# What to produce
Only the text belongs in the copy: repeat each record exactly, without pictures.

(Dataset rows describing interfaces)
________________________

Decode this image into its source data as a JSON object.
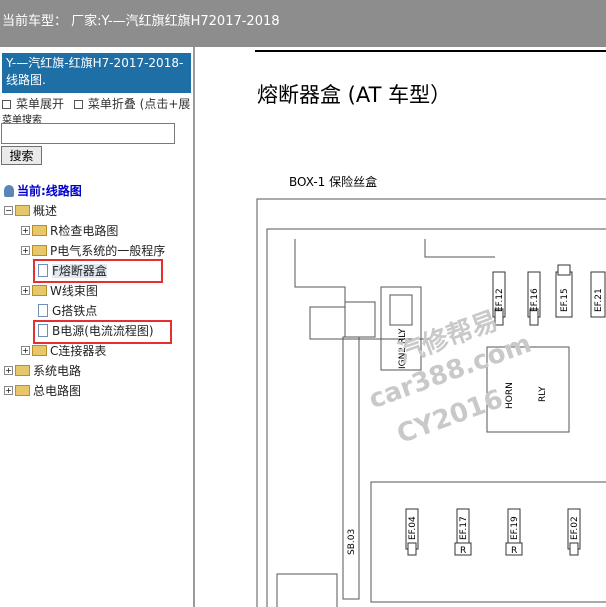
{
  "topbar": {
    "title": "当前车型： 厂家:Y-—汽红旗红旗H72017-2018",
    "dot": "."
  },
  "sidebar": {
    "model_title": "Y-—汽红旗-红旗H7-2017-2018- 线路图.",
    "menu_expand": "菜单展开",
    "menu_collapse": "菜单折叠 (点击+展",
    "search_label": "菜单搜索",
    "search_value": "",
    "search_button": "搜索",
    "current_label": "当前:线路图",
    "tree": [
      {
        "label": "概述"
      },
      {
        "label": "R检查电路图"
      },
      {
        "label": "P电气系统的一般程序"
      },
      {
        "label": "F熔断器盒"
      },
      {
        "label": "W线束图"
      },
      {
        "label": "G搭铁点"
      },
      {
        "label": "B电源(电流流程图)"
      },
      {
        "label": "C连接器表"
      },
      {
        "label": "系统电路"
      },
      {
        "label": "总电路图"
      }
    ]
  },
  "main": {
    "title": "熔断器盒 (AT 车型）",
    "box_label": "BOX-1  保险丝盒",
    "diagram": {
      "fuses_top": [
        "EF.12",
        "EF.16",
        "EF.15",
        "EF.21"
      ],
      "relay_ign": "IGN2 RLY",
      "relay_horn": "HORN",
      "relay_label": "RLY",
      "sb": "SB.03",
      "fuses_bottom": [
        "EF.04",
        "EF.17",
        "EF.19",
        "EF.02"
      ],
      "r_mark": "R"
    },
    "watermark": [
      "汽修帮易",
      "car388.com",
      "CY2016"
    ]
  }
}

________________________

# Answer section
Decode this image into its source data as a JSON object.
{
  "topbar": {
    "title": "当前车型： 厂家:Y-—汽红旗红旗H72017-2018",
    "dot": "."
  },
  "sidebar": {
    "model_title": "Y-—汽红旗-红旗H7-2017-2018- 线路图.",
    "menu_expand": "菜单展开",
    "menu_collapse": "菜单折叠 (点击+展",
    "search_label": "菜单搜索",
    "search_value": "",
    "search_button": "搜索",
    "current_label": "当前:线路图",
    "tree": [
      {
        "label": "概述"
      },
      {
        "label": "R检查电路图"
      },
      {
        "label": "P电气系统的一般程序"
      },
      {
        "label": "F熔断器盒"
      },
      {
        "label": "W线束图"
      },
      {
        "label": "G搭铁点"
      },
      {
        "label": "B电源(电流流程图)"
      },
      {
        "label": "C连接器表"
      },
      {
        "label": "系统电路"
      },
      {
        "label": "总电路图"
      }
    ]
  },
  "main": {
    "title": "熔断器盒 (AT 车型）",
    "box_label": "BOX-1  保险丝盒",
    "diagram": {
      "fuses_top": [
        "EF.12",
        "EF.16",
        "EF.15",
        "EF.21"
      ],
      "relay_ign": "IGN2 RLY",
      "relay_horn": "HORN",
      "relay_label": "RLY",
      "sb": "SB.03",
      "fuses_bottom": [
        "EF.04",
        "EF.17",
        "EF.19",
        "EF.02"
      ],
      "r_mark": "R"
    },
    "watermark": [
      "汽修帮易",
      "car388.com",
      "CY2016"
    ]
  }
}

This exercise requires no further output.